Join the Fun on Amateur Radio
If you’re not yet licensed as an Amateur Radio Operator, and would like to join the fun by literally having a license to experiment with radio technology, check out
Join the Fun on Amateur Radio for some pointers.
Closing the Channel
In its mission to highlight technological innovation in Amateur Radio, promote Amateur Radio to techies as a literal license to experiment with wireless technology, and make Amateur Radio more relevant to society in the 2020s and beyond, Zero Retries is published via email and web, and is available to anyone at no cost. Zero Retries is proud not to participate in the Amateur Radio Publishing Industrial Complex, which hides Amateur Radio content behind paywalls.
My ongoing Thanks to:
Tina Stroh KD7WSF for, well, everything!
Pseudostaffer Dan Romanchik KB6NU for continuing to spot, and write about “Zero Retries Interesting” items on his blog that I don’t spot on my own.
Southgate Amateur Radio News consistently surfaces “Zero Retries Interesting” stories.
The Substack email publishing platform makes Zero Retries possible. I recommend it for publishing newsletters.

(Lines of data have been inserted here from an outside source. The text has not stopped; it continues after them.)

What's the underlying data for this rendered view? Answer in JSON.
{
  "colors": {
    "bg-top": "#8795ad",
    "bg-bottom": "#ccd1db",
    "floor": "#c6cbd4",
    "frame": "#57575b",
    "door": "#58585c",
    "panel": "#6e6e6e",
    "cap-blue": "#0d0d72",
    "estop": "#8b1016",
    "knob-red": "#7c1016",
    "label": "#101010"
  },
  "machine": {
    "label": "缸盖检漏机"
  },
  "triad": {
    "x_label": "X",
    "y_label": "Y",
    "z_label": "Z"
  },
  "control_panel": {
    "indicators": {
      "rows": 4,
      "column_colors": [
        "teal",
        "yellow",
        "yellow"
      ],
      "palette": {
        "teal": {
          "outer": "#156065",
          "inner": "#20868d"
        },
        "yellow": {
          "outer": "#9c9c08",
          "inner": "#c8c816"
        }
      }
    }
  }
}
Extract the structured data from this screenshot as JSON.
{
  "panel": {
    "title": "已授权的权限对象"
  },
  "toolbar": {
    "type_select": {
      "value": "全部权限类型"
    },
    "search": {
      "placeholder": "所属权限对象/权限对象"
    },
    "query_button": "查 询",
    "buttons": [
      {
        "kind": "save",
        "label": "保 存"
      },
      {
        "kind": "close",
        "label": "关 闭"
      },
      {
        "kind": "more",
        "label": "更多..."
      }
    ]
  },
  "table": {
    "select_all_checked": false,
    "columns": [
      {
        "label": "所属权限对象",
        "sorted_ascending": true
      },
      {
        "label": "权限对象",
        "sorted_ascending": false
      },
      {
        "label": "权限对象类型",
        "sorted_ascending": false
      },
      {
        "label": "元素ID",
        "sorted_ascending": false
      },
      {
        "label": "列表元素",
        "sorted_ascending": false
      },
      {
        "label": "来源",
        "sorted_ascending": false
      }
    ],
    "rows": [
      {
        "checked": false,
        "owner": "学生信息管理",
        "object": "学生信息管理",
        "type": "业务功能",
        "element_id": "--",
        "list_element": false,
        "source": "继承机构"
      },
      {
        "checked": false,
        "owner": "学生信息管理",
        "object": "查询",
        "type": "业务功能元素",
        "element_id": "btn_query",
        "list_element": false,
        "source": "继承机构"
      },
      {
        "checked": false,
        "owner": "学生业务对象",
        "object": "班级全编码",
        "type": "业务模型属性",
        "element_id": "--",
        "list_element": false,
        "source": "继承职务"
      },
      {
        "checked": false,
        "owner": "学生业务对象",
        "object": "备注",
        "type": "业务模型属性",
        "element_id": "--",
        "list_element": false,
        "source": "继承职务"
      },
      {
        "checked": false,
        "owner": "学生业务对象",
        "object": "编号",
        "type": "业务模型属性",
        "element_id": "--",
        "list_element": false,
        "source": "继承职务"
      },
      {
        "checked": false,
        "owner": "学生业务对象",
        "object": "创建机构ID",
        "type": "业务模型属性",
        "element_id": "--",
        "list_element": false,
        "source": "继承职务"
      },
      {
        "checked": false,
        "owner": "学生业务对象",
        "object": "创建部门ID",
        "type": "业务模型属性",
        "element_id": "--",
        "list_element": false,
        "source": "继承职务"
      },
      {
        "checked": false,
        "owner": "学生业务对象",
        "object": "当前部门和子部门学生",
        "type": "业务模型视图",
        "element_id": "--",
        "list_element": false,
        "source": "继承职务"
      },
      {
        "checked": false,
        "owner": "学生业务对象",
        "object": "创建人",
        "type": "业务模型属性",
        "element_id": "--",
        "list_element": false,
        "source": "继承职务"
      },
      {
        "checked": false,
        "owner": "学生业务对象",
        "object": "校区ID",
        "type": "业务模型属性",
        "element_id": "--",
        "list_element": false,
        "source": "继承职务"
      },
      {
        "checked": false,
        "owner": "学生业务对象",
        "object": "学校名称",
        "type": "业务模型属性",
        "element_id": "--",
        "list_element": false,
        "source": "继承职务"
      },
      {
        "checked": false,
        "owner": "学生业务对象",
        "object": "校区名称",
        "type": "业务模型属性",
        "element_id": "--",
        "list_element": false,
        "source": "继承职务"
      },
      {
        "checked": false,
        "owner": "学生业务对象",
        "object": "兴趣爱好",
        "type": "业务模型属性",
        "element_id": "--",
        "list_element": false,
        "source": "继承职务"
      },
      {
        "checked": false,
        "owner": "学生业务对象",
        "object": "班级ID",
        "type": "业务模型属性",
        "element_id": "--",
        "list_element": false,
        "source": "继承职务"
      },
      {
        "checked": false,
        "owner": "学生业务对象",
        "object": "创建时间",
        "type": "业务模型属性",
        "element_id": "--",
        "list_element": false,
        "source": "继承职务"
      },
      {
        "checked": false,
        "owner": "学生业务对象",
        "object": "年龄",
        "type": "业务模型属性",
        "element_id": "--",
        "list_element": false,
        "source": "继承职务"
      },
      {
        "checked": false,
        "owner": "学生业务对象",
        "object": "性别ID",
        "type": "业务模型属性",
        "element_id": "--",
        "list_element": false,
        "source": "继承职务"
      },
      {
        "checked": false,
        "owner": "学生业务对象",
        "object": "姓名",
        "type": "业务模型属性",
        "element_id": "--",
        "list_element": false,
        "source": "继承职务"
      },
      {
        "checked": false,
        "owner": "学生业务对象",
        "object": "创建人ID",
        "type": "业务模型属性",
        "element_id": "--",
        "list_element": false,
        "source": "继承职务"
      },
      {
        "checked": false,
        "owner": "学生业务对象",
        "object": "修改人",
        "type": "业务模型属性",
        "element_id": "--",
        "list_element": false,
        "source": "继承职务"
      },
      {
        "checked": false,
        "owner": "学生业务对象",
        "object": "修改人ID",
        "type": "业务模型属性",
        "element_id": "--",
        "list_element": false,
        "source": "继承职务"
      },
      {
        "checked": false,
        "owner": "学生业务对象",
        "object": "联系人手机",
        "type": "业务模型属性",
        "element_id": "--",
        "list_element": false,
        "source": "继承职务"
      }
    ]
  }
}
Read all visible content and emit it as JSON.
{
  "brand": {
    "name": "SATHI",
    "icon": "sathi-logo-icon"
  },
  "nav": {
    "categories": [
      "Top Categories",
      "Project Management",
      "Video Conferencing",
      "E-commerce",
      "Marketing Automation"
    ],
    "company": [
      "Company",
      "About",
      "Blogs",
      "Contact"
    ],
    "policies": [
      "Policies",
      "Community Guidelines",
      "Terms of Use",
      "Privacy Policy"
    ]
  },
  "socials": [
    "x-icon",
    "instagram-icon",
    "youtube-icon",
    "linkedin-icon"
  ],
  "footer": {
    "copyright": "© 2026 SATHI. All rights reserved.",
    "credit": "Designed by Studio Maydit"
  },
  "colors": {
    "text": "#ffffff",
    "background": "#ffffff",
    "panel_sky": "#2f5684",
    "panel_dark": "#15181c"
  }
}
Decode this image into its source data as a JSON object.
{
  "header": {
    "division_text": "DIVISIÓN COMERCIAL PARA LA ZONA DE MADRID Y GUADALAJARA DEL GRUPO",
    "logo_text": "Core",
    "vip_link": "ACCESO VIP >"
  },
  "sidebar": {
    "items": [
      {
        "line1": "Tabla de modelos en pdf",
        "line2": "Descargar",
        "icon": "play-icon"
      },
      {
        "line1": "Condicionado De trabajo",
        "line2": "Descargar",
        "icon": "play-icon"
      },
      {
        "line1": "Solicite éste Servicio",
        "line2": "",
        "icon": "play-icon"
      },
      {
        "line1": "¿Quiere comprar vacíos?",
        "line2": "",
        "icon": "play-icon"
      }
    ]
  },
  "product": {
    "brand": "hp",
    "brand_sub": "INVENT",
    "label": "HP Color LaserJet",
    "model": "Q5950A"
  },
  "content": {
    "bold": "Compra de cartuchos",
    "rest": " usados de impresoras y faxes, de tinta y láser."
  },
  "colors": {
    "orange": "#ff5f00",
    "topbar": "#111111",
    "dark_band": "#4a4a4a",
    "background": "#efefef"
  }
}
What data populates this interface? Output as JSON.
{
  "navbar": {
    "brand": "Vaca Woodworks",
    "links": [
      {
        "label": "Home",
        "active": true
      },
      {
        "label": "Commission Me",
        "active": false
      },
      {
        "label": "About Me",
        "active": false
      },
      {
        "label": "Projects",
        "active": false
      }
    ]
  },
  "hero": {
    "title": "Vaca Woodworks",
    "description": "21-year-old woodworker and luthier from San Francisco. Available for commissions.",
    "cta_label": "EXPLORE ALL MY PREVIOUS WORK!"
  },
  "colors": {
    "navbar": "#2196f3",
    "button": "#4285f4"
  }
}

If you’re reading this issue on the web and you’d like to see Zero Retries in your email Inbox every Friday afternoon, just click:
If you’re a fellow smart person that uses RSS, there is an RSS feed for Zero Retries.
Zero Retries is on Twitter @ZeroRetries - just click:
Please tell your friends and co-conspirators about Zero Retries - just click:
Offering feedback or comments for Zero Retries is equally easy; yes, you guessed it… just click:
Email issues of Zero Retries are “instrumented” by Substack to gather basic statistics about opens, clicking links, etc. I don’t use such information in any way other than seeing that most subscribers actually do read Zero Retries.
More bits from Steve Stroh N8GNJ:
SuperPacket blog - Discussing new generations of Amateur Radio Data Communications - beyond Packet Radio (a precursor to Zero Retries)
N8GNJ blog - Amateur Radio Station N8GNJ and the mad science experiments at N8GNJ Labs - Bellingham, Washington, USA
Thanks for reading!
Steve Stroh N8GNJ / WRPS598 (He / Him / His)
These bits were handcrafted in beautiful Bellingham, Washington, USA
If you’d like to reuse an article in this issue, for example for club or other newsletters, just ask. Please provide credit for the content to me and any other authors.
All excerpts from other authors or organizations, including images, are intended to be fair use.
Portions Copyright © 2021-2022 by Steven K. Stroh.
Blanket permission granted for TAPR to use any Steve Stroh content for the TAPR Packet Status Register (PSR) newsletter (I owe them from way back).